▶ ASSIGNED TASK: Each line from the one holding "Extract the structured" through the end of the records should be returned exactly, while pictures are skipped.

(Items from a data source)

════

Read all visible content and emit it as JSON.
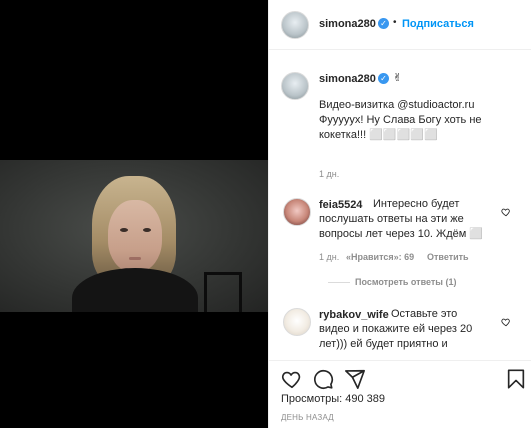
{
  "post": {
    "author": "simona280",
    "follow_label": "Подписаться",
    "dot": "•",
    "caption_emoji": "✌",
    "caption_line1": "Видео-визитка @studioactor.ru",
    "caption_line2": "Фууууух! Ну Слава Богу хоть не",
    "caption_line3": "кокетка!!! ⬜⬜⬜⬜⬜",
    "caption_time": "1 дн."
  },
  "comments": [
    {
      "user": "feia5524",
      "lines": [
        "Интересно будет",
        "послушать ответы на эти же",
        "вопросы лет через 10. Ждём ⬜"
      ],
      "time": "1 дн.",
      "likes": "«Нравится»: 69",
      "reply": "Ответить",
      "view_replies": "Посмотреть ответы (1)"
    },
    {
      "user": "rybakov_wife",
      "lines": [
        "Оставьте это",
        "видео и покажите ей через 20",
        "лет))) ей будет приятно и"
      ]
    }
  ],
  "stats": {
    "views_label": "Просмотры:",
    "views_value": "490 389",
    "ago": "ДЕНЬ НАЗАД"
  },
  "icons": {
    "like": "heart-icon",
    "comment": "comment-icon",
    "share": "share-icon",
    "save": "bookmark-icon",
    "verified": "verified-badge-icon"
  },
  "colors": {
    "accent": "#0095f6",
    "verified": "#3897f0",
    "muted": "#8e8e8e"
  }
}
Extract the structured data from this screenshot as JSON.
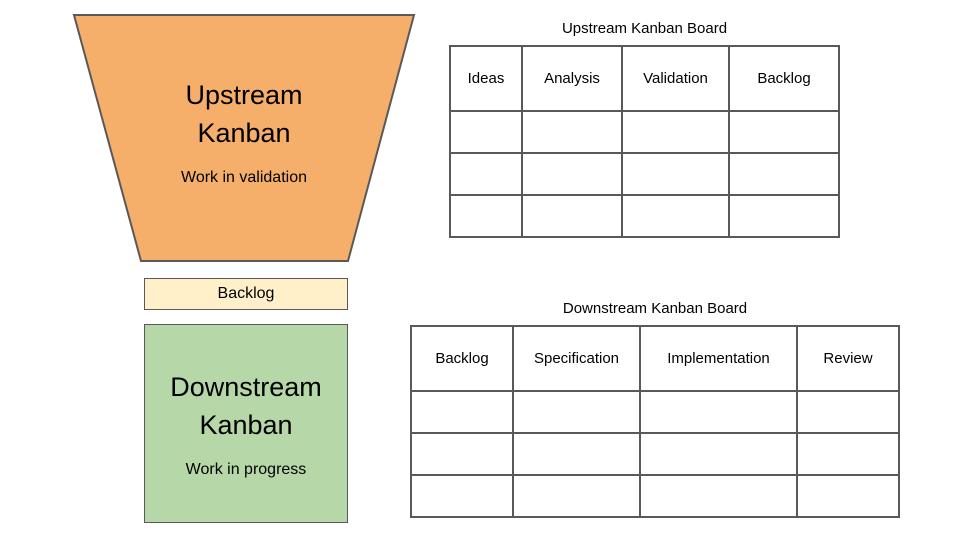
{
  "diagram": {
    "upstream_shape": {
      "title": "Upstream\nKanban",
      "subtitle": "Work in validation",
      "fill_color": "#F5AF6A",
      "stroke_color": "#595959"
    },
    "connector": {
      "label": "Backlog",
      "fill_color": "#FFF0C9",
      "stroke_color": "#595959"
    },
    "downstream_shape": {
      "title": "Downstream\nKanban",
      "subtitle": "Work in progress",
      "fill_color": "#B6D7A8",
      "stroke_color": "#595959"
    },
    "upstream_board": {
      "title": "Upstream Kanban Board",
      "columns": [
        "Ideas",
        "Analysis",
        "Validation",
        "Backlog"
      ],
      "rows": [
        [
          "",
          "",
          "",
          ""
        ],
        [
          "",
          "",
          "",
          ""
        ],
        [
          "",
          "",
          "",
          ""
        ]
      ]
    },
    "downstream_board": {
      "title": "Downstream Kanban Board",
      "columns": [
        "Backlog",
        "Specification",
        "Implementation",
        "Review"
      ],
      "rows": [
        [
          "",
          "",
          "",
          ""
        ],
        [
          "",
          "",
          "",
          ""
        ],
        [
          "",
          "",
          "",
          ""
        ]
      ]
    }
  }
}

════

▶ FINAL ANSWER:
Extract the structured data from this screenshot as JSON.
{
  "diagram": {
    "upstream_shape": {
      "title": "Upstream\nKanban",
      "subtitle": "Work in validation",
      "fill_color": "#F5AF6A",
      "stroke_color": "#595959"
    },
    "connector": {
      "label": "Backlog",
      "fill_color": "#FFF0C9",
      "stroke_color": "#595959"
    },
    "downstream_shape": {
      "title": "Downstream\nKanban",
      "subtitle": "Work in progress",
      "fill_color": "#B6D7A8",
      "stroke_color": "#595959"
    },
    "upstream_board": {
      "title": "Upstream Kanban Board",
      "columns": [
        "Ideas",
        "Analysis",
        "Validation",
        "Backlog"
      ],
      "rows": [
        [
          "",
          "",
          "",
          ""
        ],
        [
          "",
          "",
          "",
          ""
        ],
        [
          "",
          "",
          "",
          ""
        ]
      ]
    },
    "downstream_board": {
      "title": "Downstream Kanban Board",
      "columns": [
        "Backlog",
        "Specification",
        "Implementation",
        "Review"
      ],
      "rows": [
        [
          "",
          "",
          "",
          ""
        ],
        [
          "",
          "",
          "",
          ""
        ],
        [
          "",
          "",
          "",
          ""
        ]
      ]
    }
  }
}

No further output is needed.